The Oxford Journal on Rheumatology hypothesizes that the reason for a higher of incidence of back pain amongst smokers is that smoking leads to malnutrition of discs, which in turn become more brittle and vulnerable to stress. Nicotine constricts blood vessels (known as nicotine-induced vasoconstriction), and can potentially cause changes to interior arterial walls and blood flow. More efficient blood flow may be the reason why the anti-smoking crowd has less back pain.
A study of 3,222 smokers and non-smokers conducted by the Division of Clinical Epidemiology in Montreal, Canada concluded that smokers have more frequent episodes of back pain than non-smokers, providing further evidence that quitting smoking is an important consideration for back pain sufferers.

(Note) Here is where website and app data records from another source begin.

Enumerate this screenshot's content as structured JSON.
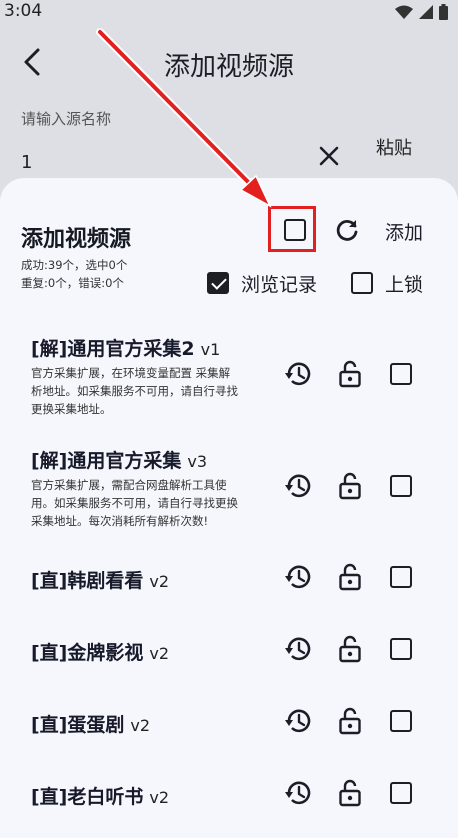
{
  "status_bar": {
    "time": "3:04"
  },
  "app_bar": {
    "title": "添加视频源"
  },
  "form": {
    "label": "请输入源名称",
    "value": "1",
    "paste_label": "粘贴"
  },
  "sheet": {
    "title": "添加视频源",
    "stats_line1": "成功:39个，选中0个",
    "stats_line2": "重复:0个，错误:0个",
    "add_label": "添加",
    "history_label": "浏览记录",
    "lock_label": "上锁"
  },
  "items": [
    {
      "title": "[解]通用官方采集2",
      "version": "v1",
      "desc_lines": [
        "官方采集扩展，在环境变量配置 采集解",
        "析地址。如采集服务不可用，请自行寻找",
        "更换采集地址。"
      ]
    },
    {
      "title": "[解]通用官方采集",
      "version": "v3",
      "desc_lines": [
        "官方采集扩展，需配合网盘解析工具使",
        "用。如采集服务不可用，请自行寻找更换",
        "采集地址。每次消耗所有解析次数!"
      ]
    },
    {
      "title": "[直]韩剧看看",
      "version": "v2"
    },
    {
      "title": "[直]金牌影视",
      "version": "v2"
    },
    {
      "title": "[直]蛋蛋剧",
      "version": "v2"
    },
    {
      "title": "[直]老白听书",
      "version": "v2"
    }
  ],
  "colors": {
    "annotation": "#e32020",
    "sheet_bg": "#f6f7fd",
    "page_bg": "#dedfe5"
  }
}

We know it’s not easy to quit smoking. We’ve compiled some tips, tricks and resources to help you get through the adjustment period. These tips come from the American Cancer Society's suggestions about how to kick the smoking habit for good.
- Make a definitive decision to quit. Don't try to cut back, or "think about" quitting smoking. Decide to do it and stick with your plan. Choose a date that you will stop smoking and pick a smoking cessation plan that will work for you.
- Stay away from places where smokers convene or where you are used to smoking. Being around other smokers or in places that remind you of smoking may prove to be too tempting at first.
- Do something different. Substitute healthy habits for the unhealthy habits you associate with smoking. For example, go for a walk instead of taking a smoke break, drink water or juice instead of alcohol, or purchase an herbal tea in the morning instead of coffee.
- When you get a craving to smoke, keep your hands busy. You can try woodworking, knitting, creating pottery or even taking up an instrument. Snack on healthy, crunchy foods, like carrot sticks or seeds. You can chew sugar-free gum. If you are having an exceptionally hard time kicking the smoking habit, many people "take the edge off" by starting with nicotine gum and gradually transition to non-nicotine gums.
- Try deep breathing. Inhaling deeply can help simulate that feeling you had while smoking, but you'll feel better breathing clean air rather than smoke.
- If you do break down and feel like you absolutely need a cigarette, force yourself to wait 10 minutes. Often, by the time the 10 minutes are up, the craving has passed and you will be able to skip the cigarette. Distract yourself during that 10 minute span by calling a friend, walking into a store, paying a bill, watching TV, etc.
- Save up the money you would have spent each week on cigarettes. Use some of the money to treat yourself to dinner or a movie, book, CD, or other reward for quitting smoking!
There are also anti-smoking medications available such as Chantix and Zyban.
You can also keep a journal to keep track of when your cravings are the worst and make informed decisions about what to do during those times to improve your anti-smoking efforts.
Find more information in the Stop Smoking Wellness Center
Additional Stop Smoking Resources
SmokeFree.gov: Information and resources for quitting smoking from the U.S. government
The Stop Smoking Guide: Anti-smoking product reviews, forums and blog
QuitSmokingSupport.com: Support and information to help you stop smoking